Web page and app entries
Segment Open
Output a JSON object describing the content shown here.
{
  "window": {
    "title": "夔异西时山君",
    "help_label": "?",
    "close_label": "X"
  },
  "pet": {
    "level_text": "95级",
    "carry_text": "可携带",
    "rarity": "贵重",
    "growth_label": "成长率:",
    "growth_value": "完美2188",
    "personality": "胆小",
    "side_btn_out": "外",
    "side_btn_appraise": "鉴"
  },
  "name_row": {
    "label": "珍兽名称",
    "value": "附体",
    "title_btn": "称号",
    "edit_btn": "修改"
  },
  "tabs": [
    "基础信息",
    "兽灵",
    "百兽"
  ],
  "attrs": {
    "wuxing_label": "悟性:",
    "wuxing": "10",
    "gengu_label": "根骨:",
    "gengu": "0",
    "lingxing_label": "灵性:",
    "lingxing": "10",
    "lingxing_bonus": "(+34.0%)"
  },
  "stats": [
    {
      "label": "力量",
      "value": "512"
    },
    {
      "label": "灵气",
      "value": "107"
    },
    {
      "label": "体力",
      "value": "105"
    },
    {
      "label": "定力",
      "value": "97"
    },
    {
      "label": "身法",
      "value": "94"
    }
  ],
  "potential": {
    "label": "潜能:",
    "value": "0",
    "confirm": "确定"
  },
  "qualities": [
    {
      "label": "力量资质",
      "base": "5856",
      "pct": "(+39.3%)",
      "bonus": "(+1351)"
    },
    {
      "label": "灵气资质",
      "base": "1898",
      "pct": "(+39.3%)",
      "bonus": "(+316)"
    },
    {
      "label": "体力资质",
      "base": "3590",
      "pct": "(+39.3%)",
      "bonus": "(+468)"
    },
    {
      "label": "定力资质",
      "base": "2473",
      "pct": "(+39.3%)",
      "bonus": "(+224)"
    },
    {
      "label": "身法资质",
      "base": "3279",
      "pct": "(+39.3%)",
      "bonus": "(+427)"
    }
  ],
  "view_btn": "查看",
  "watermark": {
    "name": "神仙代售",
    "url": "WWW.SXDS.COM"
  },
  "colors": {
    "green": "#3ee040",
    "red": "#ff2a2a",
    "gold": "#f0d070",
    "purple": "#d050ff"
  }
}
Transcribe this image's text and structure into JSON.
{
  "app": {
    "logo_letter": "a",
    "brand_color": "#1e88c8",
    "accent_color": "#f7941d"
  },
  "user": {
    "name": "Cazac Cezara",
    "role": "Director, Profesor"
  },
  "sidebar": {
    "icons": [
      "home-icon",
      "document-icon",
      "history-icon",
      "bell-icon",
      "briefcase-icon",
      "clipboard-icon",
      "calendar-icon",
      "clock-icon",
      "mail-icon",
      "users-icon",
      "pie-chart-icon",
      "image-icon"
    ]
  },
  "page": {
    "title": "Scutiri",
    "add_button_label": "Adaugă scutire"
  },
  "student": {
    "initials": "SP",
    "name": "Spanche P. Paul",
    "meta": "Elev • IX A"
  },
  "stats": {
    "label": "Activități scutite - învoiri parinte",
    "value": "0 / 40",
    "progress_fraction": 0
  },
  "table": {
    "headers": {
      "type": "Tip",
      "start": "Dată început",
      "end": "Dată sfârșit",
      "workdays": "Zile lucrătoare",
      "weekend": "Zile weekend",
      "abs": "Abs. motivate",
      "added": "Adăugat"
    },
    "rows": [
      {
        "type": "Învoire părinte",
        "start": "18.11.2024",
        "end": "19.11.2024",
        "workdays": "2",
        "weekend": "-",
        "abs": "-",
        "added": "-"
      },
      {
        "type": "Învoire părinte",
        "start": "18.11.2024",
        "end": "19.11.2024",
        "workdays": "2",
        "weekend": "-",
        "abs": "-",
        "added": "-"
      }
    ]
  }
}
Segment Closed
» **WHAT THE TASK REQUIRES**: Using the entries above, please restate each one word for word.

» **SOLUTION TO THIS PROBLEM**:
Output a JSON object describing the content shown here.
{
  "window": {
    "title": "夔异西时山君",
    "help_label": "?",
    "close_label": "X"
  },
  "pet": {
    "level_text": "95级",
    "carry_text": "可携带",
    "rarity": "贵重",
    "growth_label": "成长率:",
    "growth_value": "完美2188",
    "personality": "胆小",
    "side_btn_out": "外",
    "side_btn_appraise": "鉴"
  },
  "name_row": {
    "label": "珍兽名称",
    "value": "附体",
    "title_btn": "称号",
    "edit_btn": "修改"
  },
  "tabs": [
    "基础信息",
    "兽灵",
    "百兽"
  ],
  "attrs": {
    "wuxing_label": "悟性:",
    "wuxing": "10",
    "gengu_label": "根骨:",
    "gengu": "0",
    "lingxing_label": "灵性:",
    "lingxing": "10",
    "lingxing_bonus": "(+34.0%)"
  },
  "stats": [
    {
      "label": "力量",
      "value": "512"
    },
    {
      "label": "灵气",
      "value": "107"
    },
    {
      "label": "体力",
      "value": "105"
    },
    {
      "label": "定力",
      "value": "97"
    },
    {
      "label": "身法",
      "value": "94"
    }
  ],
  "potential": {
    "label": "潜能:",
    "value": "0",
    "confirm": "确定"
  },
  "qualities": [
    {
      "label": "力量资质",
      "base": "5856",
      "pct": "(+39.3%)",
      "bonus": "(+1351)"
    },
    {
      "label": "灵气资质",
      "base": "1898",
      "pct": "(+39.3%)",
      "bonus": "(+316)"
    },
    {
      "label": "体力资质",
      "base": "3590",
      "pct": "(+39.3%)",
      "bonus": "(+468)"
    },
    {
      "label": "定力资质",
      "base": "2473",
      "pct": "(+39.3%)",
      "bonus": "(+224)"
    },
    {
      "label": "身法资质",
      "base": "3279",
      "pct": "(+39.3%)",
      "bonus": "(+427)"
    }
  ],
  "view_btn": "查看",
  "watermark": {
    "name": "神仙代售",
    "url": "WWW.SXDS.COM"
  },
  "colors": {
    "green": "#3ee040",
    "red": "#ff2a2a",
    "gold": "#f0d070",
    "purple": "#d050ff"
  }
}
Transcribe this image's text and structure into JSON.
{
  "app": {
    "logo_letter": "a",
    "brand_color": "#1e88c8",
    "accent_color": "#f7941d"
  },
  "user": {
    "name": "Cazac Cezara",
    "role": "Director, Profesor"
  },
  "sidebar": {
    "icons": [
      "home-icon",
      "document-icon",
      "history-icon",
      "bell-icon",
      "briefcase-icon",
      "clipboard-icon",
      "calendar-icon",
      "clock-icon",
      "mail-icon",
      "users-icon",
      "pie-chart-icon",
      "image-icon"
    ]
  },
  "page": {
    "title": "Scutiri",
    "add_button_label": "Adaugă scutire"
  },
  "student": {
    "initials": "SP",
    "name": "Spanche P. Paul",
    "meta": "Elev • IX A"
  },
  "stats": {
    "label": "Activități scutite - învoiri parinte",
    "value": "0 / 40",
    "progress_fraction": 0
  },
  "table": {
    "headers": {
      "type": "Tip",
      "start": "Dată început",
      "end": "Dată sfârșit",
      "workdays": "Zile lucrătoare",
      "weekend": "Zile weekend",
      "abs": "Abs. motivate",
      "added": "Adăugat"
    },
    "rows": [
      {
        "type": "Învoire părinte",
        "start": "18.11.2024",
        "end": "19.11.2024",
        "workdays": "2",
        "weekend": "-",
        "abs": "-",
        "added": "-"
      },
      {
        "type": "Învoire părinte",
        "start": "18.11.2024",
        "end": "19.11.2024",
        "workdays": "2",
        "weekend": "-",
        "abs": "-",
        "added": "-"
      }
    ]
  }
}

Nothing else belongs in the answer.